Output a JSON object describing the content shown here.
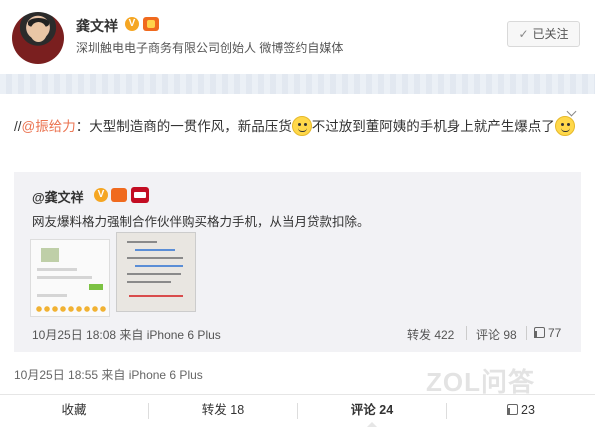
{
  "author": {
    "name": "龚文祥",
    "bio": "深圳触电电子商务有限公司创始人 微博签约自媒体",
    "verified_badge": "V",
    "follow_label": "已关注",
    "follow_check": "✓"
  },
  "post": {
    "prefix": "//",
    "mention": "@振给力",
    "text_part1": "：大型制造商的一贯作风，新品压货",
    "text_part2": "不过放到董阿姨的手机身上就产生爆点了",
    "time_source": "10月25日 18:55 来自 iPhone 6 Plus"
  },
  "repost": {
    "author": "@龚文祥",
    "verified_badge": "V",
    "text": "网友爆料格力强制合作伙伴购买格力手机，从当月贷款扣除。",
    "time_source": "10月25日 18:08 来自 iPhone 6 Plus",
    "repost_label": "转发 422",
    "comment_label": "评论 98",
    "like_count": "77"
  },
  "actions": {
    "favorite": "收藏",
    "repost": "转发 18",
    "comment": "评论 24",
    "like": "23"
  },
  "watermark": "ZOL问答",
  "icons": [
    "more-chevron-icon",
    "verified-icon",
    "level-icon",
    "tmall-icon",
    "thumbs-up-icon",
    "check-icon",
    "emoji-icon"
  ],
  "colors": {
    "mention": "#eb7350",
    "badge": "#f5a623",
    "repost_bg": "#f2f2f5"
  }
}
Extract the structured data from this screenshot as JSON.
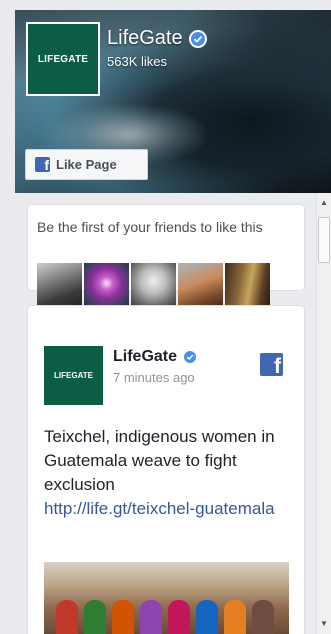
{
  "header": {
    "logo_text": "LIFEGATE",
    "page_name": "LifeGate",
    "likes": "563K likes",
    "like_button_label": "Like Page",
    "fb_icon": "facebook-f-icon",
    "verified_icon": "verified-check-icon"
  },
  "friends": {
    "text": "Be the first of your friends to like this"
  },
  "post": {
    "logo_text": "LIFEGATE",
    "author": "LifeGate",
    "time": "7 minutes ago",
    "text": "Teixchel, indigenous women in Guatemala weave to fight exclusion",
    "link": "http://life.gt/teixchel-guatemala"
  },
  "colors": {
    "brand_green": "#0b5e45",
    "facebook_blue": "#4267b2",
    "link_blue": "#365899",
    "verified_blue": "#4a90e2"
  }
}
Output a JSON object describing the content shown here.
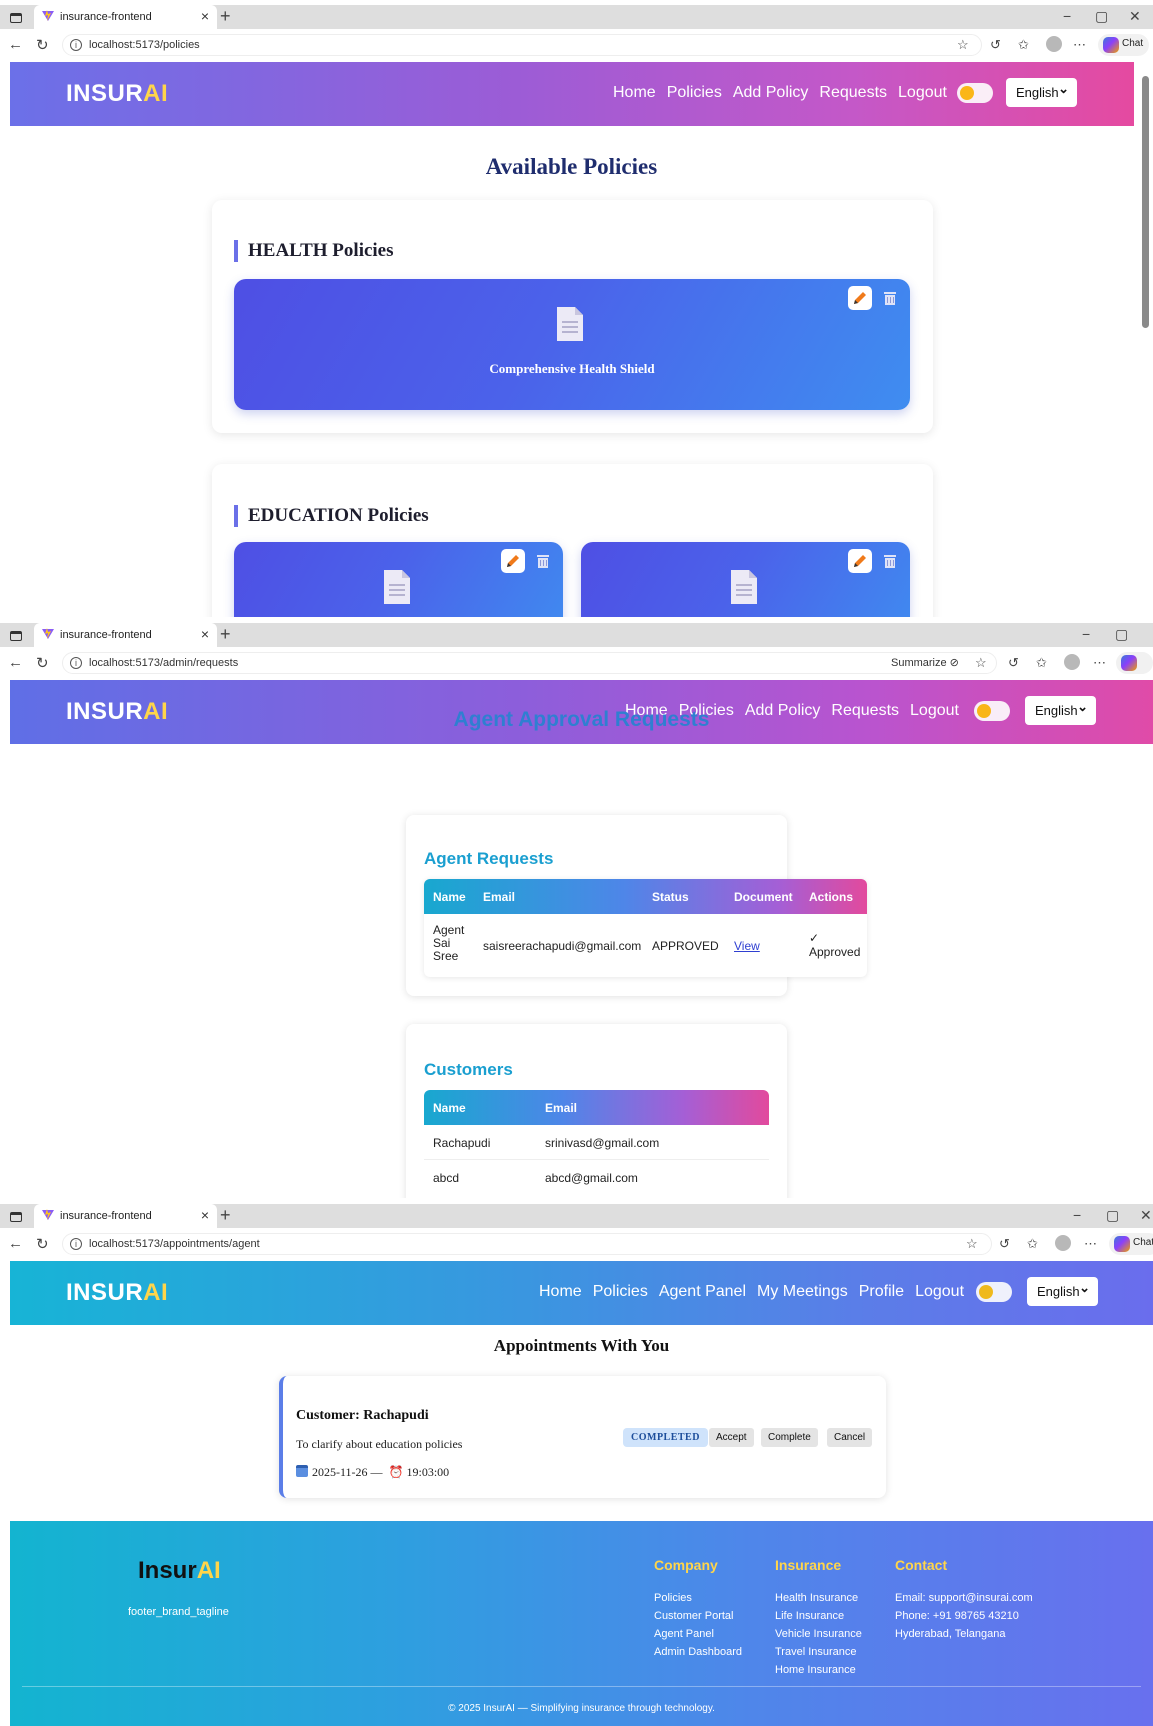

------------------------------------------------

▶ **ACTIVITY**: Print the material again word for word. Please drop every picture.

▶ **ANSWER BOX**:
Output a JSON object describing the content shown here.
{
  "author": {
    "name": "龚文祥",
    "bio": "深圳触电电子商务有限公司创始人 微博签约自媒体",
    "verified_badge": "V",
    "follow_label": "已关注",
    "follow_check": "✓"
  },
  "post": {
    "prefix": "//",
    "mention": "@振给力",
    "text_part1": "：大型制造商的一贯作风，新品压货",
    "text_part2": "不过放到董阿姨的手机身上就产生爆点了",
    "time_source": "10月25日 18:55 来自 iPhone 6 Plus"
  },
  "repost": {
    "author": "@龚文祥",
    "verified_badge": "V",
    "text": "网友爆料格力强制合作伙伴购买格力手机，从当月贷款扣除。",
    "time_source": "10月25日 18:08 来自 iPhone 6 Plus",
    "repost_label": "转发 422",
    "comment_label": "评论 98",
    "like_count": "77"
  },
  "actions": {
    "favorite": "收藏",
    "repost": "转发 18",
    "comment": "评论 24",
    "like": "23"
  },
  "watermark": "ZOL问答",
  "icons": [
    "more-chevron-icon",
    "verified-icon",
    "level-icon",
    "tmall-icon",
    "thumbs-up-icon",
    "check-icon",
    "emoji-icon"
  ],
  "colors": {
    "mention": "#eb7350",
    "badge": "#f5a623",
    "repost_bg": "#f2f2f5"
  }
}
Extract the structured data from this screenshot as JSON.
{
  "header": {
    "logo_text": "LIFEGATE",
    "page_name": "LifeGate",
    "likes": "563K likes",
    "like_button_label": "Like Page",
    "fb_icon": "facebook-f-icon",
    "verified_icon": "verified-check-icon"
  },
  "friends": {
    "text": "Be the first of your friends to like this"
  },
  "post": {
    "logo_text": "LIFEGATE",
    "author": "LifeGate",
    "time": "7 minutes ago",
    "text": "Teixchel, indigenous women in Guatemala weave to fight exclusion",
    "link": "http://life.gt/teixchel-guatemala"
  },
  "colors": {
    "brand_green": "#0b5e45",
    "facebook_blue": "#4267b2",
    "link_blue": "#365899",
    "verified_blue": "#4a90e2"
  }
}
Output a JSON object describing the content shown here.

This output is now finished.